### Excerpts from an interface dataset
*** Block opens ***
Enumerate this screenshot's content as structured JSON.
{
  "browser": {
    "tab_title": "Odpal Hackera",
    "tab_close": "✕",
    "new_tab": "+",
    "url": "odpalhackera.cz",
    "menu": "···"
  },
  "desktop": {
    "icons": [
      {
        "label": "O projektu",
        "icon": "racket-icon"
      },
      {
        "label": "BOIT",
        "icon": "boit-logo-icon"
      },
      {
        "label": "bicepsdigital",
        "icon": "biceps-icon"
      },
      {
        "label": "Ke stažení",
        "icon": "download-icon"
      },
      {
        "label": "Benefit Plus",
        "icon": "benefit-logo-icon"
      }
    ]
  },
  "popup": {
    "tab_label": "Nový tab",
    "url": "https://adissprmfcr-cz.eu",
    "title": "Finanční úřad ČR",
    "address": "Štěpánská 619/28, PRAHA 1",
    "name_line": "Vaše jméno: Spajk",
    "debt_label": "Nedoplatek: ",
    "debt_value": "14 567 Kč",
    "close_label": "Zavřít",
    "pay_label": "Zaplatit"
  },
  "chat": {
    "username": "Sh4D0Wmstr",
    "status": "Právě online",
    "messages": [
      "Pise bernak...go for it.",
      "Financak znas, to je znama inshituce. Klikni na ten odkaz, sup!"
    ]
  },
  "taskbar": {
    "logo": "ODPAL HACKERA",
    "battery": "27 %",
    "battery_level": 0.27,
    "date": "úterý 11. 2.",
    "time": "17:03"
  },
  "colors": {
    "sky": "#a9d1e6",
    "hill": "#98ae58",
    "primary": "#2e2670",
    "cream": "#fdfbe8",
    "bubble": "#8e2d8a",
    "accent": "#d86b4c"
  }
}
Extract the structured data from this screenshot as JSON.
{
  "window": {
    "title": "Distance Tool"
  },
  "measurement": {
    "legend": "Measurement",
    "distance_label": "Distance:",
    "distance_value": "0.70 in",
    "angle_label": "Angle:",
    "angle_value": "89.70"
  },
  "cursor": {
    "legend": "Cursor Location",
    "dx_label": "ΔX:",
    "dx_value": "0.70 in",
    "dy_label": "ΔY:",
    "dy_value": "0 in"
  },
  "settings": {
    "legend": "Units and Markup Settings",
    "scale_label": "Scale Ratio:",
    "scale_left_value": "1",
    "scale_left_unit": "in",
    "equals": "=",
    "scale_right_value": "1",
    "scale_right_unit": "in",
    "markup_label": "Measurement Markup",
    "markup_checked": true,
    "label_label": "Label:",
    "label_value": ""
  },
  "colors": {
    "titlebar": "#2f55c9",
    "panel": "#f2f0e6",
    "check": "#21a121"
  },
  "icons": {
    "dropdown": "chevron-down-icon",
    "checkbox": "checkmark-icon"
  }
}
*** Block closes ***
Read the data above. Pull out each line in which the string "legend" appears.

    "legend": "Measurement",
    "legend": "Cursor Location",
    "legend": "Units and Markup Settings",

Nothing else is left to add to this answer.